Records from a collection:
════════
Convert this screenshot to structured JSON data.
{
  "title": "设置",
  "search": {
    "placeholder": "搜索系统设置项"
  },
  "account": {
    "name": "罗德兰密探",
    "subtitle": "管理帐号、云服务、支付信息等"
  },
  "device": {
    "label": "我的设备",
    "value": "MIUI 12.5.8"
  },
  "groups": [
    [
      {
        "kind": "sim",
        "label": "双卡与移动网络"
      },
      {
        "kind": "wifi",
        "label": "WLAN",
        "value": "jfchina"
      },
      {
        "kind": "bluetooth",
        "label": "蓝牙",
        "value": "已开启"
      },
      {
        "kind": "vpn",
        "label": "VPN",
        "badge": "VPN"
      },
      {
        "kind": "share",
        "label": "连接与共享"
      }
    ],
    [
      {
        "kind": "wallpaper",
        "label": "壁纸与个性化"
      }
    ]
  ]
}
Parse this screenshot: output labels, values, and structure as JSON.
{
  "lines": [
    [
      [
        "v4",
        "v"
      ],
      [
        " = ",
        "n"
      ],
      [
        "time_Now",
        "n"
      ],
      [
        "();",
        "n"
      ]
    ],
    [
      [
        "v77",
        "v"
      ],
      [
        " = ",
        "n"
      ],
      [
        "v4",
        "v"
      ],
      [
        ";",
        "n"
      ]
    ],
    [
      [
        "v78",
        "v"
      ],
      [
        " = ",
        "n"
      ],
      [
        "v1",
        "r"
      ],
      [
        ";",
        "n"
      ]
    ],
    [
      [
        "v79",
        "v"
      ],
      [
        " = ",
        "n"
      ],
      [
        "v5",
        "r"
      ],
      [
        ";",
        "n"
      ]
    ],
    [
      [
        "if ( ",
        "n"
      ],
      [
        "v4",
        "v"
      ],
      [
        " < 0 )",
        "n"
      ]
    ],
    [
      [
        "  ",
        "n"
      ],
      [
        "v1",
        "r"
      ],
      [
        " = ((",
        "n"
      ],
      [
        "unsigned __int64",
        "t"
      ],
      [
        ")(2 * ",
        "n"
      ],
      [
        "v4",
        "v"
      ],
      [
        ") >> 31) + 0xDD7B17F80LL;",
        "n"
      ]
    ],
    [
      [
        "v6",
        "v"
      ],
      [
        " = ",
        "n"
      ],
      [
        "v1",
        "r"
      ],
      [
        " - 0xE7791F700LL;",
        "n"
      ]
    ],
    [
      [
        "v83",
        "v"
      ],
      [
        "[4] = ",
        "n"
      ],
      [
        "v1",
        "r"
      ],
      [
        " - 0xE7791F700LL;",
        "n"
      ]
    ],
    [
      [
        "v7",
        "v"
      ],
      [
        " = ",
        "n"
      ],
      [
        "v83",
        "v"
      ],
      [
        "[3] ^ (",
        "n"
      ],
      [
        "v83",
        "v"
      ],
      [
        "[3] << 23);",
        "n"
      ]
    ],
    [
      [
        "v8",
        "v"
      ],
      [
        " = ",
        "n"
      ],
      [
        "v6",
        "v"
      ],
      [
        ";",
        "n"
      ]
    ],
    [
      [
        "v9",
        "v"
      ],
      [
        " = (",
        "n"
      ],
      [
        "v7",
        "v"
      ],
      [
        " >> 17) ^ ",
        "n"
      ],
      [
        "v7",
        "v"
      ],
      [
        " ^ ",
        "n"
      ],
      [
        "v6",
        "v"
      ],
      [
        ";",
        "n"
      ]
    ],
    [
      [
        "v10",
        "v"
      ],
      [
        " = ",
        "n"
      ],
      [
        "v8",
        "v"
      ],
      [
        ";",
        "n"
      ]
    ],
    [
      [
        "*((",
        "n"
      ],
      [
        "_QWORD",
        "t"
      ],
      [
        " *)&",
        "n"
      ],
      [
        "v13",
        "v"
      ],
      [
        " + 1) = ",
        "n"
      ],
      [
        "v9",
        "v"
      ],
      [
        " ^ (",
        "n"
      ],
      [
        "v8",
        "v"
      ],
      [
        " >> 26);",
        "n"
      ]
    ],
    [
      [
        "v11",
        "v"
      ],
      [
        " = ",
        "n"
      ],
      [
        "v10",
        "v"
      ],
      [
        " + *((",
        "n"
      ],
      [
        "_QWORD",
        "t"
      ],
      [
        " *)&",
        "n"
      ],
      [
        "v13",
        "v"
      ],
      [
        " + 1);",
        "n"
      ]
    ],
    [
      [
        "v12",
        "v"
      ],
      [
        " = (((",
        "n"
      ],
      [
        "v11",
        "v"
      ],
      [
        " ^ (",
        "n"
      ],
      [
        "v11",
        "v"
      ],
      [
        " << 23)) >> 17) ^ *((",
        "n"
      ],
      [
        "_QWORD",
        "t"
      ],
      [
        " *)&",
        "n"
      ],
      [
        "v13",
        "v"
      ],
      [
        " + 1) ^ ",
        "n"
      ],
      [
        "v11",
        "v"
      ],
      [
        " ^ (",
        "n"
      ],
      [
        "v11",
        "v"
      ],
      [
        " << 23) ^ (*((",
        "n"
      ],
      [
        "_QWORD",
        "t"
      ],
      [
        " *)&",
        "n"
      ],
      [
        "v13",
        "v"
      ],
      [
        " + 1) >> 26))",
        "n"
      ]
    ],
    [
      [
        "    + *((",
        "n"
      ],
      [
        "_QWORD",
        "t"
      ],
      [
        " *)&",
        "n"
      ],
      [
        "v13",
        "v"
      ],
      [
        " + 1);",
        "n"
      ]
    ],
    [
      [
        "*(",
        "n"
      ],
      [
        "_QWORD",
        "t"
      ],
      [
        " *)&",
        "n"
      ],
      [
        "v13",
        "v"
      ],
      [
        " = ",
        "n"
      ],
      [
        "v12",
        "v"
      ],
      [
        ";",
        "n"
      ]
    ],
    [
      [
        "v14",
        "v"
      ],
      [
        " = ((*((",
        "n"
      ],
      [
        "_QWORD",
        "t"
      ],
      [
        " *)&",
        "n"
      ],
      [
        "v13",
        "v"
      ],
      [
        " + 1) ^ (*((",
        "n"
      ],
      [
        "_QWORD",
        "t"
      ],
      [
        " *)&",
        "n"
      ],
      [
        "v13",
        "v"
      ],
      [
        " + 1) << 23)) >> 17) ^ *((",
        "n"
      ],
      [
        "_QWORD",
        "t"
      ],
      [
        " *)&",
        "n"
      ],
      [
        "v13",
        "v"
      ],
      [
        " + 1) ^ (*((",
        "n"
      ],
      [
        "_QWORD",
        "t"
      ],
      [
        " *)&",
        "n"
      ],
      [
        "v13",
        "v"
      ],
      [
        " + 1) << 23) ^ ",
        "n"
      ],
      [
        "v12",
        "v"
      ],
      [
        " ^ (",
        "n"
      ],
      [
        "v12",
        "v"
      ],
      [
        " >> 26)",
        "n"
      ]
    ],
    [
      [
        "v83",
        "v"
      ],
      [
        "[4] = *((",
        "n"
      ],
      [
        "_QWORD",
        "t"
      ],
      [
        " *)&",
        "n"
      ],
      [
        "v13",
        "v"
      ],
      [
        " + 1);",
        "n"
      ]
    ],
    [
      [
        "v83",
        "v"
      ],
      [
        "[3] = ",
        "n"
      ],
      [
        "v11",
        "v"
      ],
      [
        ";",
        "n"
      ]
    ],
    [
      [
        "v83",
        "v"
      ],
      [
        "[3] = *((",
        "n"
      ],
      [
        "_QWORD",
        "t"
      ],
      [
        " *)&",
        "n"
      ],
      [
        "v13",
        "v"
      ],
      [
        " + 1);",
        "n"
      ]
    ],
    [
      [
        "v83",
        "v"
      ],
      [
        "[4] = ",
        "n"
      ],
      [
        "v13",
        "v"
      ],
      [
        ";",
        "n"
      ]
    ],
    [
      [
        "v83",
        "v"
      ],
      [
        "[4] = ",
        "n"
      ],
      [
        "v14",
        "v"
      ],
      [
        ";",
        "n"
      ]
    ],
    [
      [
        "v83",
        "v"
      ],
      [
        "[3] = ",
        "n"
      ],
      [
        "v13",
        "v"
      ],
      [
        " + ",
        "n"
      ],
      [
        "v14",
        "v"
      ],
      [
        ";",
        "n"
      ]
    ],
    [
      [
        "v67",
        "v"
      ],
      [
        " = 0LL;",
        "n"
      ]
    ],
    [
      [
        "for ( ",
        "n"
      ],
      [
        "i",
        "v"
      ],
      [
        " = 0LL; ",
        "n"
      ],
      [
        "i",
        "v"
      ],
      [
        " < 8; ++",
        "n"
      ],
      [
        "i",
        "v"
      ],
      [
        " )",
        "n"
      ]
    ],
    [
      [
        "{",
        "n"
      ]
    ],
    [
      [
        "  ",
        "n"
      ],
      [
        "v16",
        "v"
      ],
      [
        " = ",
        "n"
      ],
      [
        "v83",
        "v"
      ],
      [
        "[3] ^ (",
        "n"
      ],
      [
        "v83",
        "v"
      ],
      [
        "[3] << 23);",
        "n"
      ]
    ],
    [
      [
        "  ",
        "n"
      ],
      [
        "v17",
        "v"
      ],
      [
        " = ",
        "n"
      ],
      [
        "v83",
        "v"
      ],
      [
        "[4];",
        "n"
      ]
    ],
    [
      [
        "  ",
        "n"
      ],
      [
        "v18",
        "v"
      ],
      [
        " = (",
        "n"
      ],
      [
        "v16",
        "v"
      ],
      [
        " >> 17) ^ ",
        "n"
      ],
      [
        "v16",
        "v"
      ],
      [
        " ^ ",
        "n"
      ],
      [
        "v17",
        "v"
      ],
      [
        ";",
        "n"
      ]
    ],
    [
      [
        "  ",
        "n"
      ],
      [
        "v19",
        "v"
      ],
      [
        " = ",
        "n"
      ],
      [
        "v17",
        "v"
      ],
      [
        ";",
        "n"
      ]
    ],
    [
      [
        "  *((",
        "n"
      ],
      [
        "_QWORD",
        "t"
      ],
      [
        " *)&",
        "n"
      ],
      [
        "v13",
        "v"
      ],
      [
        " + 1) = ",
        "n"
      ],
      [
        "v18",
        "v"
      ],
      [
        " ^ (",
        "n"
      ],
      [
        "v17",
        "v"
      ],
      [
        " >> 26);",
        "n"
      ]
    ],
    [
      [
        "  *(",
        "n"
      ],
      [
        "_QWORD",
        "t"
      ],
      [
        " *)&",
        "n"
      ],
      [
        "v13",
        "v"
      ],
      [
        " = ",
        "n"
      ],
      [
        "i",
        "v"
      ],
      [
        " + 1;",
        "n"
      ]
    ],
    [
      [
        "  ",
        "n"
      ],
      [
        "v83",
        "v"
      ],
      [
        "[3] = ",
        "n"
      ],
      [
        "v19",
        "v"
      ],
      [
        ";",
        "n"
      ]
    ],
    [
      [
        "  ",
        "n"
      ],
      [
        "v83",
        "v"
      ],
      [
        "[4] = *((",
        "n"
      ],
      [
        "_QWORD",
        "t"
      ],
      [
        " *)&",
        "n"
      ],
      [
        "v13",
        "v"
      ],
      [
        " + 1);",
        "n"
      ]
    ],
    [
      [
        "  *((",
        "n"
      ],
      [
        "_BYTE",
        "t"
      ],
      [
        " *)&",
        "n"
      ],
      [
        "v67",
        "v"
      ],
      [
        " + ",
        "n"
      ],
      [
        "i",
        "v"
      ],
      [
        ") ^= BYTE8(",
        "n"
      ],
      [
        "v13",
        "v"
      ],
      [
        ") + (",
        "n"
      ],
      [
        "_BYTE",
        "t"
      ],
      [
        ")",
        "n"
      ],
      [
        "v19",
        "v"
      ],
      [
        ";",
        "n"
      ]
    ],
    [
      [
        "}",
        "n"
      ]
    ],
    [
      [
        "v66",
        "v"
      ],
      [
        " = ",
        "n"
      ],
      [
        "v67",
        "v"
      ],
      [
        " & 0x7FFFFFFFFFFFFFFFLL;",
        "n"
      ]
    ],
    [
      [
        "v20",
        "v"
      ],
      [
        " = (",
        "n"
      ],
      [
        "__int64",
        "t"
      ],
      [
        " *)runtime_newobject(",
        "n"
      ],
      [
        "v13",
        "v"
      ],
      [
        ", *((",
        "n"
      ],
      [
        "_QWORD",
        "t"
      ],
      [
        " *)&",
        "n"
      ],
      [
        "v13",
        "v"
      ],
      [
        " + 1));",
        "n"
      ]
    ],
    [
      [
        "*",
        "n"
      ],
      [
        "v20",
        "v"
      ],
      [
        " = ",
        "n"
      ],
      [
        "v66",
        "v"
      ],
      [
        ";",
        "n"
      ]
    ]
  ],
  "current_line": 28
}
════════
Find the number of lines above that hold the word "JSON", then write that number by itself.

Exercise response:
2